**Data about app and page elements**
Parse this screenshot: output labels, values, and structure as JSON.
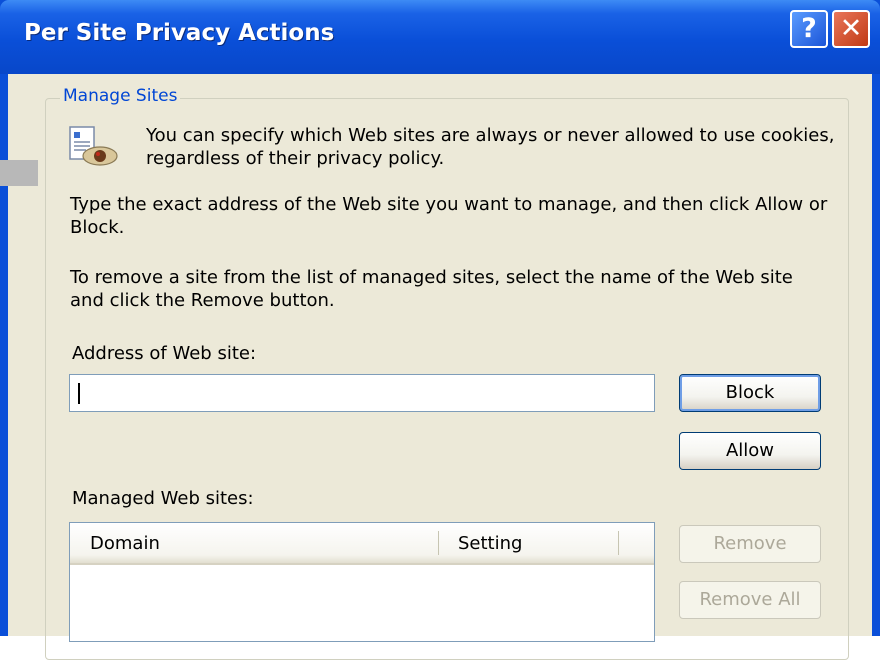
{
  "window": {
    "title": "Per Site Privacy Actions",
    "help_symbol": "?",
    "close_symbol": "✕"
  },
  "group": {
    "label": "Manage Sites",
    "intro": "You can specify which Web sites are always or never allowed to use cookies, regardless of their privacy policy.",
    "para1": "Type the exact address of the Web site you want to manage, and then click Allow or Block.",
    "para2": "To remove a site from the list of managed sites, select the name of the Web site and click the Remove button."
  },
  "address": {
    "label": "Address of Web site:",
    "value": ""
  },
  "buttons": {
    "block": "Block",
    "allow": "Allow",
    "remove": "Remove",
    "remove_all": "Remove All"
  },
  "managed": {
    "label": "Managed Web sites:",
    "columns": [
      "Domain",
      "Setting"
    ],
    "rows": []
  },
  "colors": {
    "title_bar": "#0a4fd8",
    "dialog_bg": "#ece9d8",
    "group_label": "#0046d5"
  },
  "icons": {
    "cookie": "cookie-privacy-icon",
    "help": "help-icon",
    "close": "close-icon"
  }
}
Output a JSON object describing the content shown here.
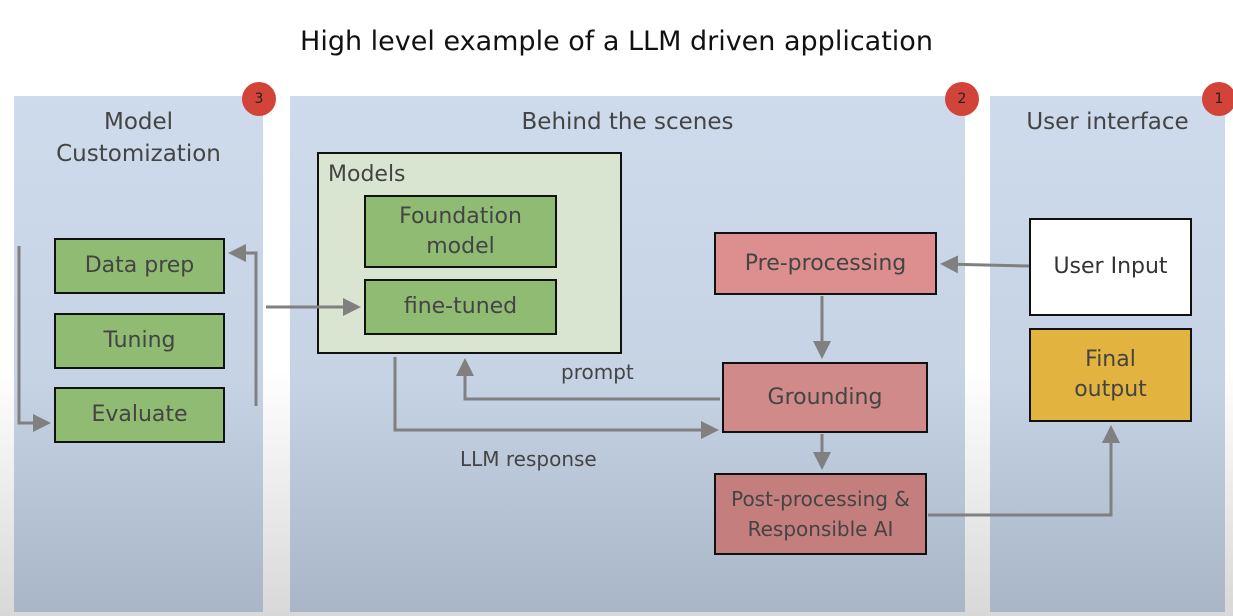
{
  "title": "High level example of a LLM driven application",
  "panels": {
    "customization": {
      "title_line1": "Model",
      "title_line2": "Customization",
      "badge": "3"
    },
    "behind": {
      "title": "Behind the scenes",
      "badge": "2"
    },
    "ui": {
      "title": "User interface",
      "badge": "1"
    }
  },
  "customization": {
    "data_prep": "Data prep",
    "tuning": "Tuning",
    "evaluate": "Evaluate"
  },
  "models": {
    "label": "Models",
    "foundation": "Foundation model",
    "fine_tuned": "fine-tuned"
  },
  "pipeline": {
    "pre": "Pre-processing",
    "grounding": "Grounding",
    "post": "Post-processing & Responsible AI"
  },
  "ui": {
    "user_input": "User Input",
    "final_output": "Final output"
  },
  "edges": {
    "prompt": "prompt",
    "llm_response": "LLM response"
  },
  "colors": {
    "arrow": "#808080",
    "badge": "#d2443a",
    "green": "#8fbb73",
    "pink": "#d68c8b",
    "gold": "#e3b33f"
  }
}
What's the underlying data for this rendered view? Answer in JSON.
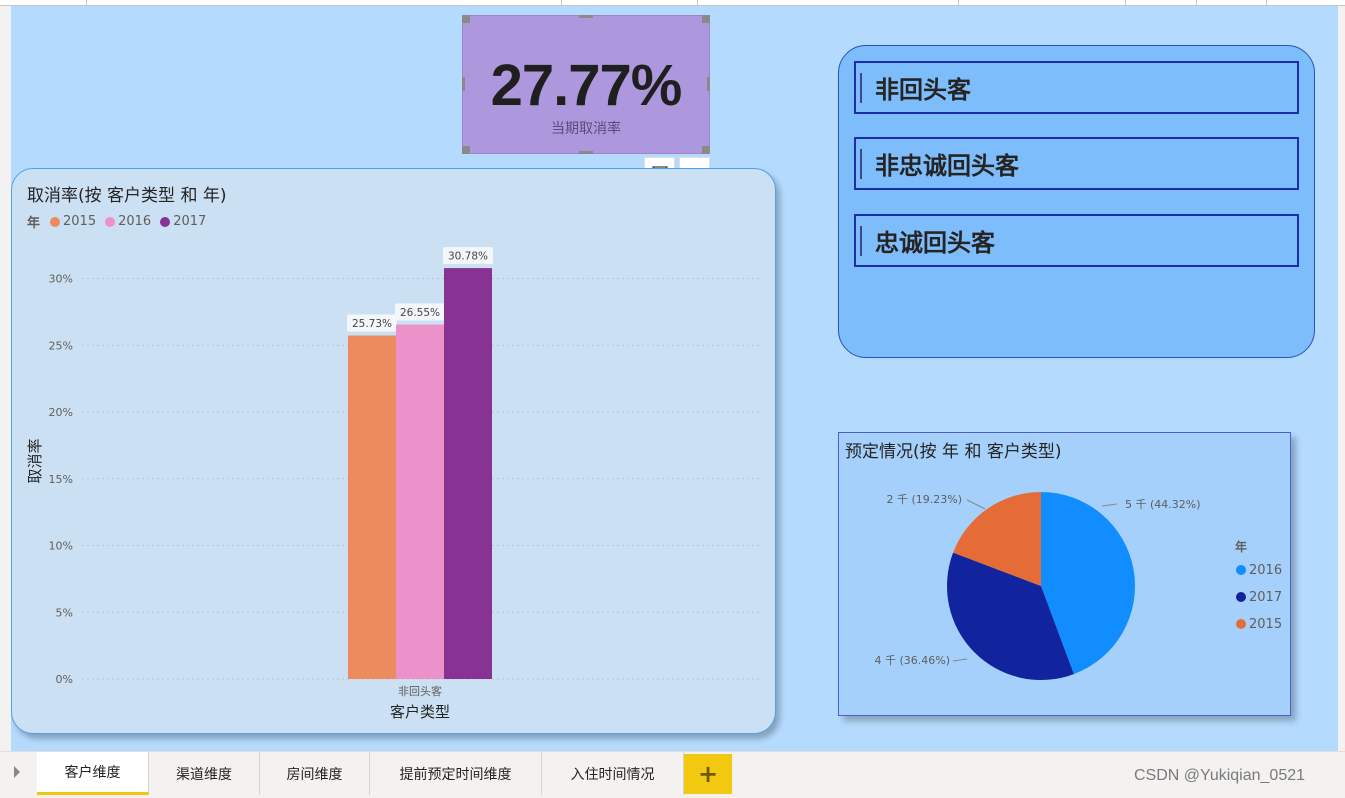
{
  "kpi": {
    "value": "27.77%",
    "label": "当期取消率"
  },
  "bar_card": {
    "title": "取消率(按 客户类型 和 年)",
    "legend_title": "年",
    "xlabel": "客户类型",
    "ylabel": "取消率"
  },
  "slicer": {
    "items": [
      "非回头客",
      "非忠诚回头客",
      "忠诚回头客"
    ]
  },
  "pie_card": {
    "title": "预定情况(按 年 和 客户类型)",
    "legend_title": "年"
  },
  "tabs": {
    "items": [
      "客户维度",
      "渠道维度",
      "房间维度",
      "提前预定时间维度",
      "入住时间情况"
    ],
    "active_index": 0,
    "add_label": "+"
  },
  "watermark": "CSDN @Yukiqian_0521",
  "colors": {
    "c2015": "#eb8b5e",
    "c2016": "#ed91cb",
    "c2017": "#883294",
    "pie2016": "#118dff",
    "pie2017": "#12239e",
    "pie2015": "#e66c37"
  },
  "chart_data": [
    {
      "type": "bar",
      "title": "取消率(按 客户类型 和 年)",
      "xlabel": "客户类型",
      "ylabel": "取消率",
      "categories": [
        "非回头客"
      ],
      "series": [
        {
          "name": "2015",
          "values": [
            25.73
          ],
          "labels": [
            "25.73%"
          ]
        },
        {
          "name": "2016",
          "values": [
            26.55
          ],
          "labels": [
            "26.55%"
          ]
        },
        {
          "name": "2017",
          "values": [
            30.78
          ],
          "labels": [
            "30.78%"
          ]
        }
      ],
      "yticks": [
        "0%",
        "5%",
        "10%",
        "15%",
        "20%",
        "25%",
        "30%"
      ],
      "ylim": [
        0,
        30
      ],
      "grid": true,
      "legend_placement": "top-left"
    },
    {
      "type": "pie",
      "title": "预定情况(按 年 和 客户类型)",
      "slices": [
        {
          "name": "2016",
          "value": 44.32,
          "label": "5 千 (44.32%)"
        },
        {
          "name": "2017",
          "value": 36.46,
          "label": "4 千 (36.46%)"
        },
        {
          "name": "2015",
          "value": 19.23,
          "label": "2 千 (19.23%)"
        }
      ],
      "legend_placement": "right"
    }
  ]
}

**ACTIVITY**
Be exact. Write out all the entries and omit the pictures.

**EXERCISE RESPONSE**
Parse this screenshot: output labels, values, and structure as JSON.
{
  "window": {
    "title": "Per Site Privacy Actions",
    "help_symbol": "?",
    "close_symbol": "✕"
  },
  "group": {
    "label": "Manage Sites",
    "intro": "You can specify which Web sites are always or never allowed to use cookies, regardless of their privacy policy.",
    "para1": "Type the exact address of the Web site you want to manage, and then click Allow or Block.",
    "para2": "To remove a site from the list of managed sites, select the name of the Web site and click the Remove button."
  },
  "address": {
    "label": "Address of Web site:",
    "value": ""
  },
  "buttons": {
    "block": "Block",
    "allow": "Allow",
    "remove": "Remove",
    "remove_all": "Remove All"
  },
  "managed": {
    "label": "Managed Web sites:",
    "columns": [
      "Domain",
      "Setting"
    ],
    "rows": []
  },
  "colors": {
    "title_bar": "#0a4fd8",
    "dialog_bg": "#ece9d8",
    "group_label": "#0046d5"
  },
  "icons": {
    "cookie": "cookie-privacy-icon",
    "help": "help-icon",
    "close": "close-icon"
  }
}
Output a JSON object describing the content shown here.
{
  "title": "High level example of a LLM driven application",
  "panels": {
    "customization": {
      "title_line1": "Model",
      "title_line2": "Customization",
      "badge": "3"
    },
    "behind": {
      "title": "Behind the scenes",
      "badge": "2"
    },
    "ui": {
      "title": "User interface",
      "badge": "1"
    }
  },
  "customization": {
    "data_prep": "Data prep",
    "tuning": "Tuning",
    "evaluate": "Evaluate"
  },
  "models": {
    "label": "Models",
    "foundation": "Foundation model",
    "fine_tuned": "fine-tuned"
  },
  "pipeline": {
    "pre": "Pre-processing",
    "grounding": "Grounding",
    "post": "Post-processing & Responsible AI"
  },
  "ui": {
    "user_input": "User Input",
    "final_output": "Final output"
  },
  "edges": {
    "prompt": "prompt",
    "llm_response": "LLM response"
  },
  "colors": {
    "arrow": "#808080",
    "badge": "#d2443a",
    "green": "#8fbb73",
    "pink": "#d68c8b",
    "gold": "#e3b33f"
  }
}
What's the underlying data for this rendered view? Answer in JSON.
{
  "kpi": {
    "value": "27.77%",
    "label": "当期取消率"
  },
  "bar_card": {
    "title": "取消率(按 客户类型 和 年)",
    "legend_title": "年",
    "xlabel": "客户类型",
    "ylabel": "取消率"
  },
  "slicer": {
    "items": [
      "非回头客",
      "非忠诚回头客",
      "忠诚回头客"
    ]
  },
  "pie_card": {
    "title": "预定情况(按 年 和 客户类型)",
    "legend_title": "年"
  },
  "tabs": {
    "items": [
      "客户维度",
      "渠道维度",
      "房间维度",
      "提前预定时间维度",
      "入住时间情况"
    ],
    "active_index": 0,
    "add_label": "+"
  },
  "watermark": "CSDN @Yukiqian_0521",
  "colors": {
    "c2015": "#eb8b5e",
    "c2016": "#ed91cb",
    "c2017": "#883294",
    "pie2016": "#118dff",
    "pie2017": "#12239e",
    "pie2015": "#e66c37"
  },
  "chart_data": [
    {
      "type": "bar",
      "title": "取消率(按 客户类型 和 年)",
      "xlabel": "客户类型",
      "ylabel": "取消率",
      "categories": [
        "非回头客"
      ],
      "series": [
        {
          "name": "2015",
          "values": [
            25.73
          ],
          "labels": [
            "25.73%"
          ]
        },
        {
          "name": "2016",
          "values": [
            26.55
          ],
          "labels": [
            "26.55%"
          ]
        },
        {
          "name": "2017",
          "values": [
            30.78
          ],
          "labels": [
            "30.78%"
          ]
        }
      ],
      "yticks": [
        "0%",
        "5%",
        "10%",
        "15%",
        "20%",
        "25%",
        "30%"
      ],
      "ylim": [
        0,
        30
      ],
      "grid": true,
      "legend_placement": "top-left"
    },
    {
      "type": "pie",
      "title": "预定情况(按 年 和 客户类型)",
      "slices": [
        {
          "name": "2016",
          "value": 44.32,
          "label": "5 千 (44.32%)"
        },
        {
          "name": "2017",
          "value": 36.46,
          "label": "4 千 (36.46%)"
        },
        {
          "name": "2015",
          "value": 19.23,
          "label": "2 千 (19.23%)"
        }
      ],
      "legend_placement": "right"
    }
  ]
}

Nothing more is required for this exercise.